All religions have their roots in revolution, Sarwar suggests, and began with individuals who earnestly wanted to better the world. Some of these people were prophets or missionaries of God—“malaekah” in the Quran’s parlance, though Sarwar refutes the translation of the word as “angels.” Sarwar maintains the doctrine that Muhammad was the last of these, but says that all were moved by a divine spirit that charged them to urge souls toward harmonious interactions with other souls, toward salvation through right action rather than damnation born of cruelty and ignorance.
Such pages have moments that verge on the mystical. Sarwar’s diction becomes like a dance. A discussion of God’s oneness, for example, includes phrasing like, “time, space and number are … one flow, one expanse and one unbroken stretch … The infinitude and oneness of each constituent of the universe … are part reflection of the infinitude and oneness of God.”
But Sarwar holds himself apart from Sufi mystics; this is, we’re reminded, a project about Islam at its origins, before logical occurrences had been repackaged as miracles and prophets as gods. Some of these reminders are Muslim doctrine—that Jesus was a reformer who challenged the status quo but didn’t rise from the dead like a deity—while other moments chart less familiar territory—that Jesus continued preaching into the period of Paul, or that Noah’s “ark” was actually a conquering army. Such suppositions are reliant on translations that eschew miracles for reasonable explanations. If they do not convince readers, they will at least provide a space for intellectual engagement.
From the first, Sarwar presents combating the ossification of the Quran as one of his primary goals, expressing dismay for the way it’s been maltreated and misused. The lofty visions for human betterment at its core faded into excuses for ignorance and darkness, he suggests. The determination with which he confronts and challenges mythologies built around translations does effectively muddle that picture; in that sense, the project may achieve some of its ends.
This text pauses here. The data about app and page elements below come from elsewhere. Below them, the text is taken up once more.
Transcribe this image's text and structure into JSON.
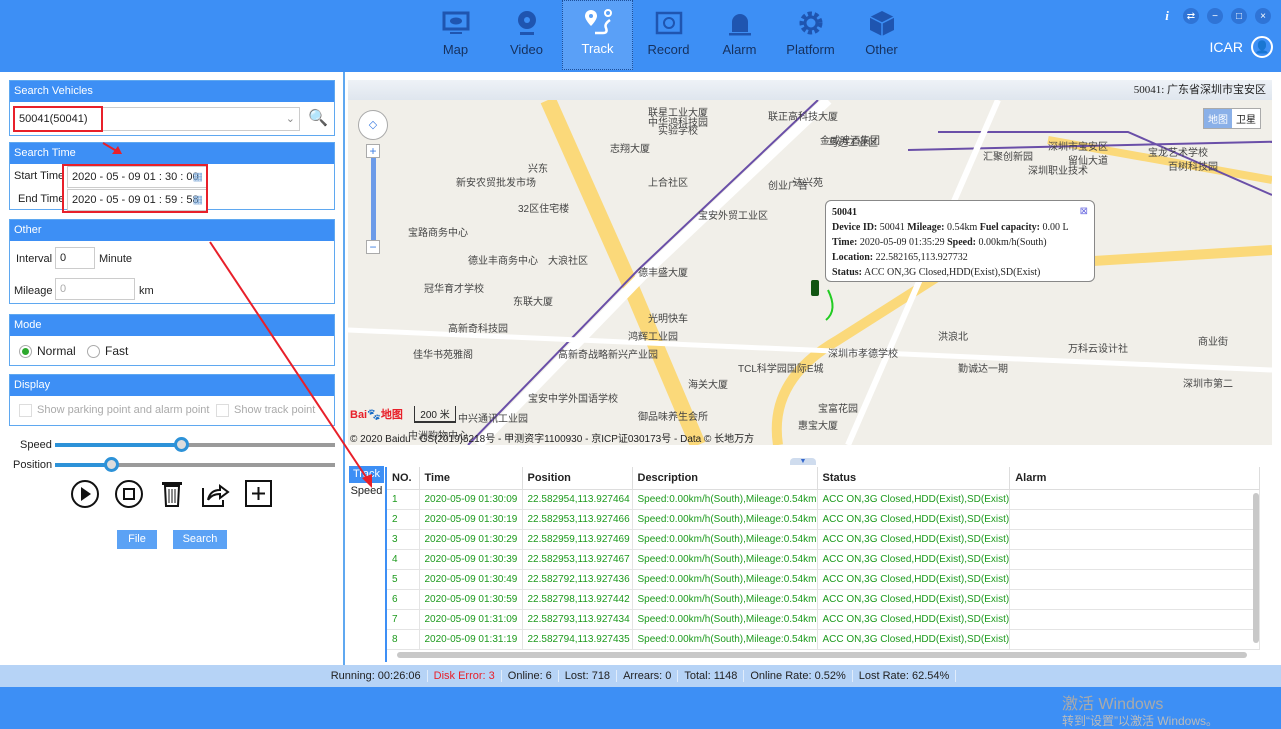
{
  "nav": {
    "items": [
      {
        "label": "Map",
        "icon": "monitor-eye-icon"
      },
      {
        "label": "Video",
        "icon": "webcam-icon"
      },
      {
        "label": "Track",
        "icon": "route-pin-icon",
        "active": true
      },
      {
        "label": "Record",
        "icon": "film-replay-icon"
      },
      {
        "label": "Alarm",
        "icon": "siren-icon"
      },
      {
        "label": "Platform",
        "icon": "gear-icon"
      },
      {
        "label": "Other",
        "icon": "cube-icon"
      }
    ],
    "user": "ICAR",
    "window_controls": [
      "i",
      "⇄",
      "−",
      "□",
      "×"
    ]
  },
  "search_vehicles": {
    "title": "Search Vehicles",
    "value": "50041(50041)"
  },
  "search_time": {
    "title": "Search Time",
    "start_label": "Start Time",
    "start": "2020 - 05 - 09  01 : 30 : 00",
    "end_label": "End Time",
    "end": "2020 - 05 - 09  01 : 59 : 58"
  },
  "other": {
    "title": "Other",
    "interval_label": "Interval",
    "interval": "0",
    "interval_unit": "Minute",
    "mileage_label": "Mileage",
    "mileage_placeholder": "0",
    "mileage_unit": "km"
  },
  "mode": {
    "title": "Mode",
    "options": [
      "Normal",
      "Fast"
    ],
    "selected": "Normal"
  },
  "display": {
    "title": "Display",
    "options": [
      "Show parking point and alarm point",
      "Show track point"
    ]
  },
  "playback": {
    "speed_label": "Speed",
    "speed_percent": 45,
    "position_label": "Position",
    "position_percent": 20,
    "file_button": "File",
    "search_button": "Search"
  },
  "map": {
    "header": "50041: 广东省深圳市宝安区",
    "map_type": [
      "地图",
      "卫星"
    ],
    "scale": "200 米",
    "copyright": "© 2020 Baidu - GS(2019)5218号 - 甲测资字1100930 - 京ICP证030173号 - Data © 长地万方",
    "logo": "Bai du 地图",
    "labels": [
      "联星工业大厦",
      "联正高科技大厦",
      "中华鸿科技园",
      "实验学校",
      "志翔大厦",
      "马边工业区",
      "金威啤酒集团",
      "汇聚创新园",
      "留仙大道",
      "深圳职业技术",
      "深圳市宝安区",
      "宝龙艺术学校",
      "百树科技园",
      "兴东",
      "新安农贸批发市场",
      "上合社区",
      "创业广告",
      "达兴苑",
      "32区住宅楼",
      "宝安外贸工业区",
      "宝路商务中心",
      "德业丰商务中心",
      "大浪社区",
      "德丰盛大厦",
      "冠华育才学校",
      "东联大厦",
      "光明快车",
      "高新奇科技园",
      "鸿辉工业园",
      "深圳市孝德学校",
      "洪浪北",
      "佳华书苑雅阁",
      "高新奇战略新兴产业园",
      "TCL科学园国际E城",
      "宝富花园",
      "勤诚达一期",
      "海关大厦",
      "宝安中学外国语学校",
      "御品味养生会所",
      "惠宝大厦",
      "中洲购物中心",
      "中兴通讯工业园",
      "万科云设计社",
      "商业街",
      "深圳市第二"
    ],
    "popup": {
      "title": "50041",
      "device_id_label": "Device ID:",
      "device_id": "50041",
      "mileage_label": "Mileage:",
      "mileage": "0.54km",
      "fuel_label": "Fuel capacity:",
      "fuel": "0.00 L",
      "time_label": "Time:",
      "time": "2020-05-09 01:35:29",
      "speed_label": "Speed:",
      "speed": "0.00km/h(South)",
      "location_label": "Location:",
      "location": "22.582165,113.927732",
      "status_label": "Status:",
      "status": "ACC ON,3G Closed,HDD(Exist),SD(Exist)"
    }
  },
  "bottom_tabs": [
    "Track",
    "Speed"
  ],
  "table": {
    "columns": [
      "NO.",
      "Time",
      "Position",
      "Description",
      "Status",
      "Alarm"
    ],
    "rows": [
      [
        "1",
        "2020-05-09 01:30:09",
        "22.582954,113.927464",
        "Speed:0.00km/h(South),Mileage:0.54km",
        "ACC ON,3G Closed,HDD(Exist),SD(Exist)",
        ""
      ],
      [
        "2",
        "2020-05-09 01:30:19",
        "22.582953,113.927466",
        "Speed:0.00km/h(South),Mileage:0.54km",
        "ACC ON,3G Closed,HDD(Exist),SD(Exist)",
        ""
      ],
      [
        "3",
        "2020-05-09 01:30:29",
        "22.582959,113.927469",
        "Speed:0.00km/h(South),Mileage:0.54km",
        "ACC ON,3G Closed,HDD(Exist),SD(Exist)",
        ""
      ],
      [
        "4",
        "2020-05-09 01:30:39",
        "22.582953,113.927467",
        "Speed:0.00km/h(South),Mileage:0.54km",
        "ACC ON,3G Closed,HDD(Exist),SD(Exist)",
        ""
      ],
      [
        "5",
        "2020-05-09 01:30:49",
        "22.582792,113.927436",
        "Speed:0.00km/h(South),Mileage:0.54km",
        "ACC ON,3G Closed,HDD(Exist),SD(Exist)",
        ""
      ],
      [
        "6",
        "2020-05-09 01:30:59",
        "22.582798,113.927442",
        "Speed:0.00km/h(South),Mileage:0.54km",
        "ACC ON,3G Closed,HDD(Exist),SD(Exist)",
        ""
      ],
      [
        "7",
        "2020-05-09 01:31:09",
        "22.582793,113.927434",
        "Speed:0.00km/h(South),Mileage:0.54km",
        "ACC ON,3G Closed,HDD(Exist),SD(Exist)",
        ""
      ],
      [
        "8",
        "2020-05-09 01:31:19",
        "22.582794,113.927435",
        "Speed:0.00km/h(South),Mileage:0.54km",
        "ACC ON,3G Closed,HDD(Exist),SD(Exist)",
        ""
      ]
    ]
  },
  "status_bar": [
    {
      "text": "Running:  00:26:06"
    },
    {
      "text": "Disk Error:  3",
      "color": "#e8202a"
    },
    {
      "text": "Online:  6"
    },
    {
      "text": "Lost:  718"
    },
    {
      "text": "Arrears:  0"
    },
    {
      "text": "Total:  1148"
    },
    {
      "text": "Online Rate:  0.52%"
    },
    {
      "text": "Lost Rate:  62.54%"
    }
  ],
  "watermark": [
    "激活 Windows",
    "转到“设置”以激活 Windows。"
  ]
}
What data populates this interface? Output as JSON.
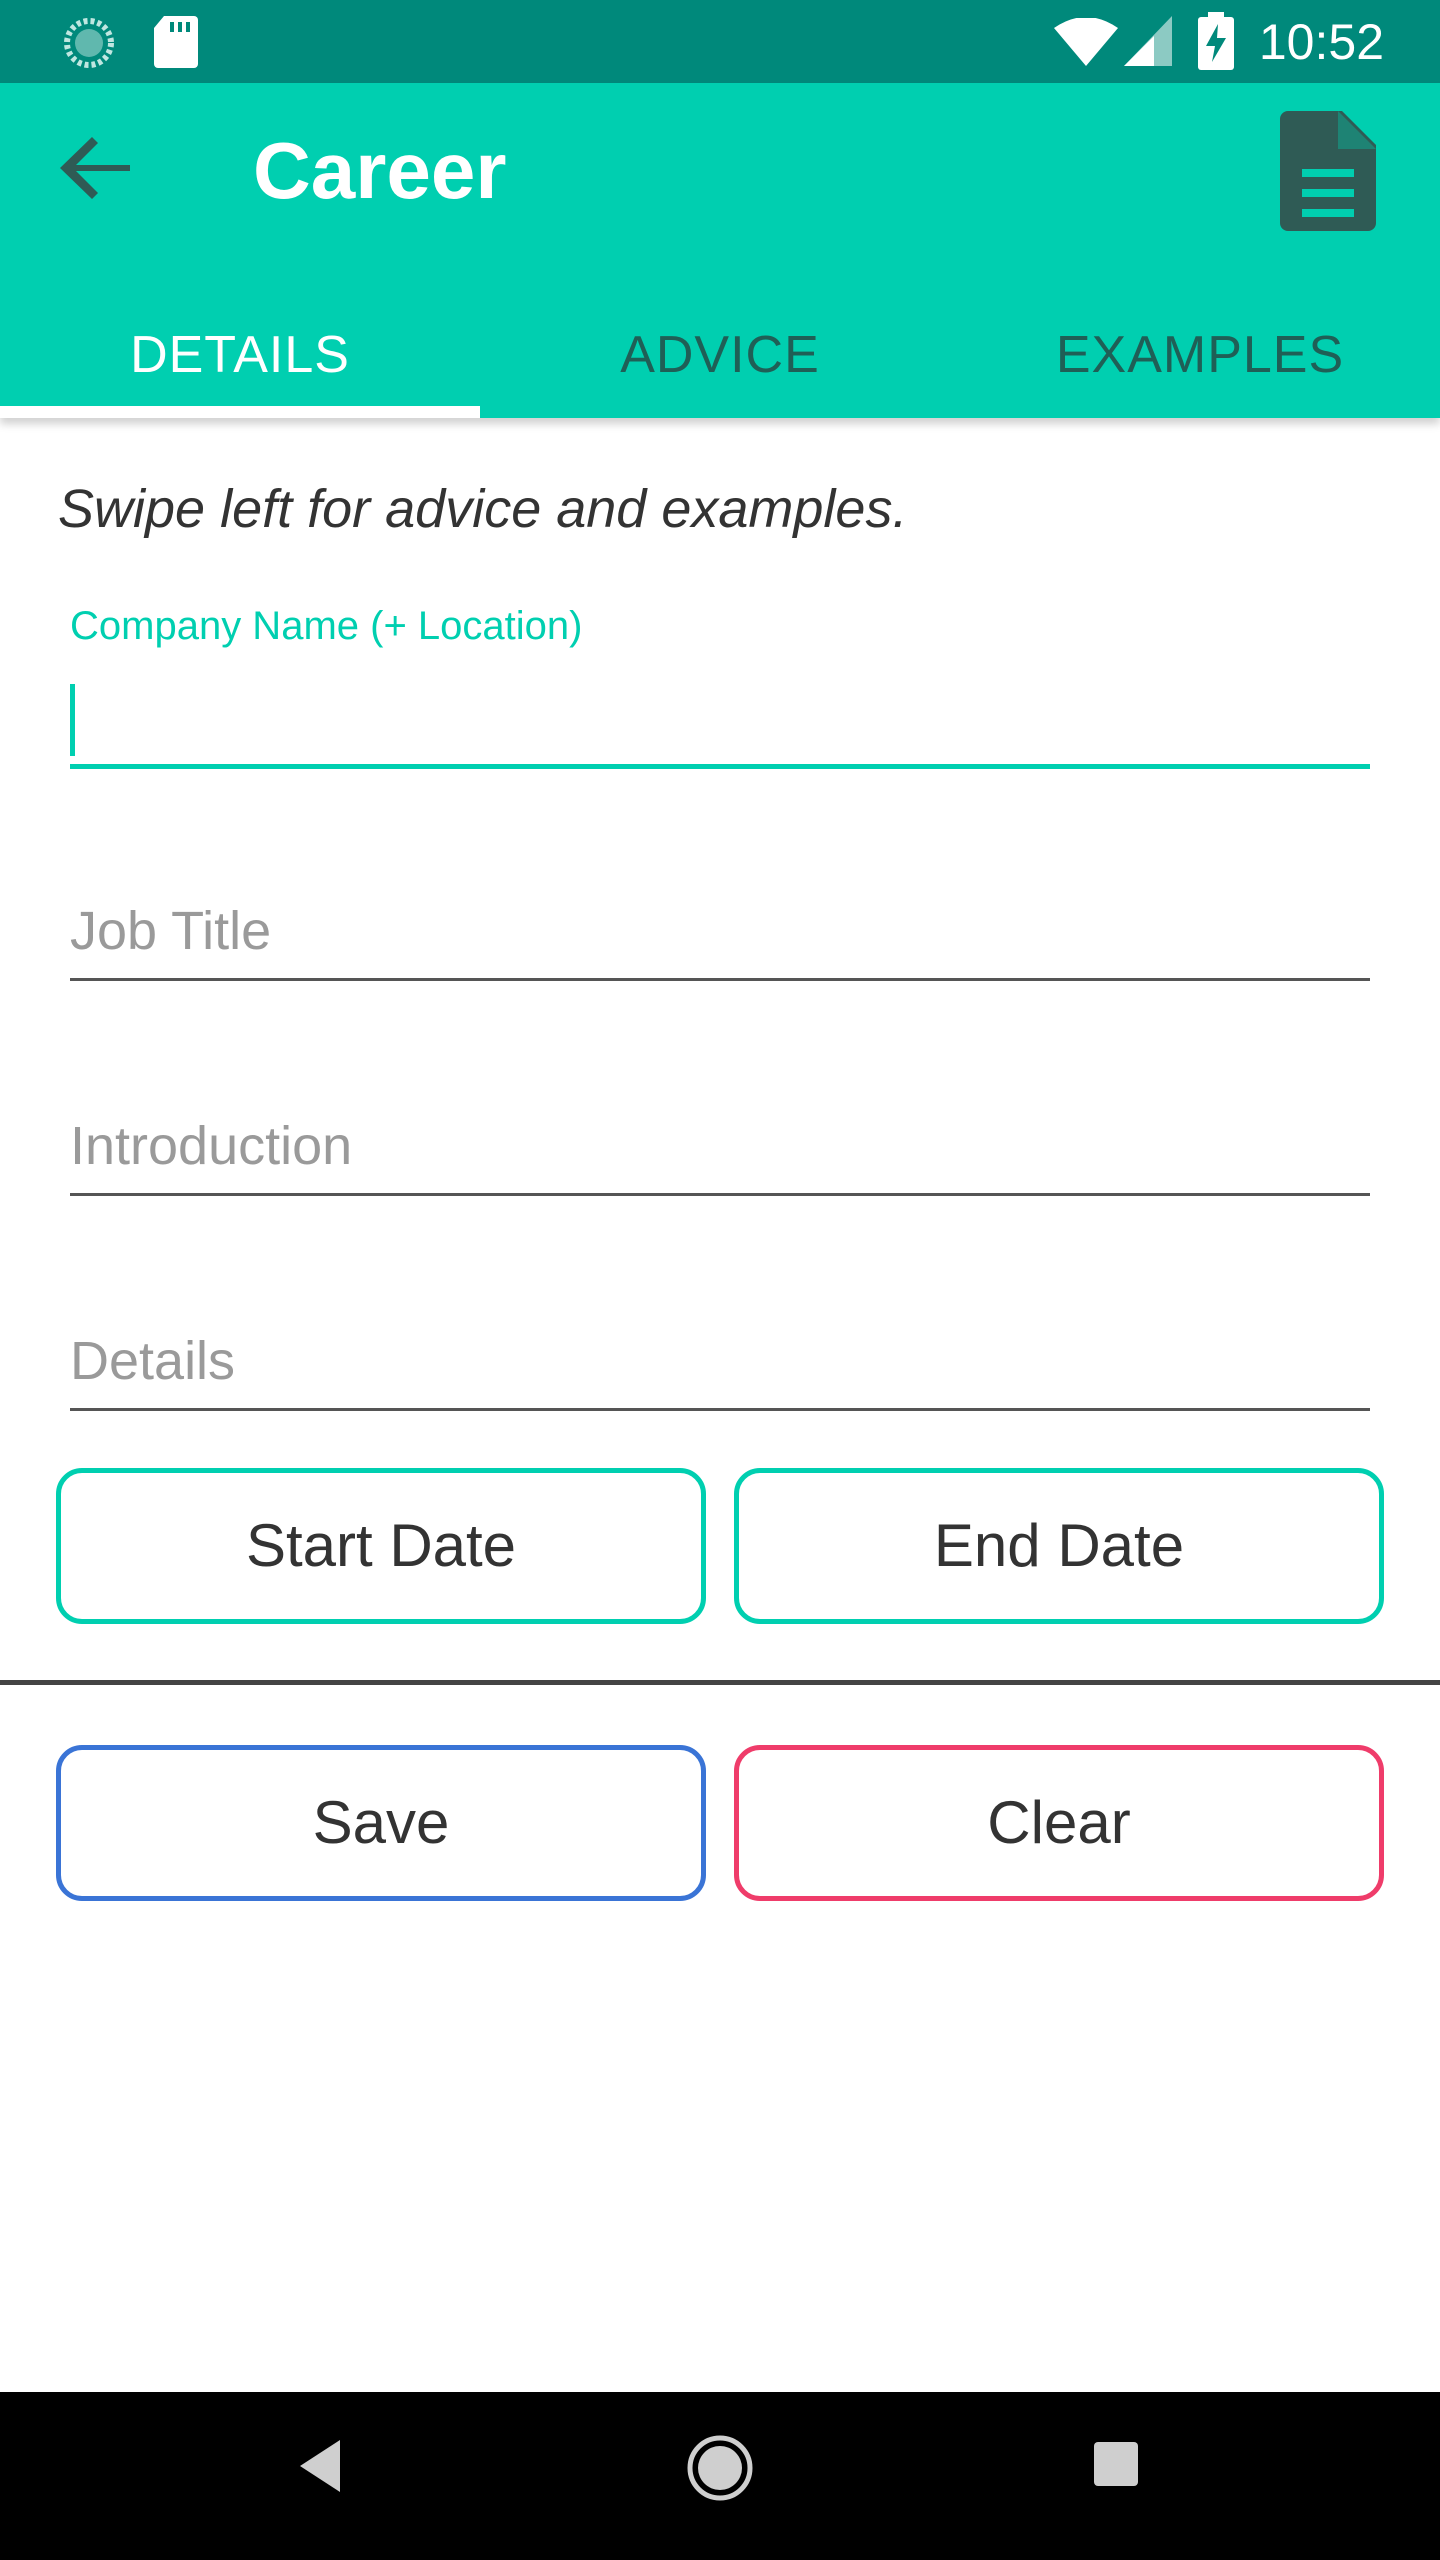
{
  "status_bar": {
    "time": "10:52",
    "left_icons": [
      "sync-status-icon",
      "sd-card-icon"
    ],
    "right_icons": [
      "wifi-icon",
      "signal-icon",
      "battery-charging-icon"
    ]
  },
  "app_bar": {
    "title": "Career",
    "back_icon": "arrow-back-icon",
    "action_icon": "document-icon",
    "background_color": "#00cfb0"
  },
  "tabs": [
    {
      "label": "DETAILS",
      "active": true
    },
    {
      "label": "ADVICE",
      "active": false
    },
    {
      "label": "EXAMPLES",
      "active": false
    }
  ],
  "hint_text": "Swipe left for advice and examples.",
  "form": {
    "company": {
      "label": "Company Name (+ Location)",
      "value": ""
    },
    "job_title": {
      "placeholder": "Job Title"
    },
    "introduction": {
      "placeholder": "Introduction"
    },
    "details": {
      "placeholder": "Details"
    }
  },
  "date_buttons": {
    "start": "Start Date",
    "end": "End Date"
  },
  "action_buttons": {
    "save": "Save",
    "clear": "Clear",
    "save_color": "#3a74d6",
    "clear_color": "#ef3c6a"
  },
  "nav_bar": {
    "icons": [
      "back-triangle-icon",
      "home-circle-icon",
      "recents-square-icon"
    ]
  }
}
Even if its ideas fail to sway all adherents or to shape the way non-Muslims read the Quran, this layman’s effort should be praised both for its audacity and its argumentative prowess, as well as for the humanitarian consciousness that underlies both.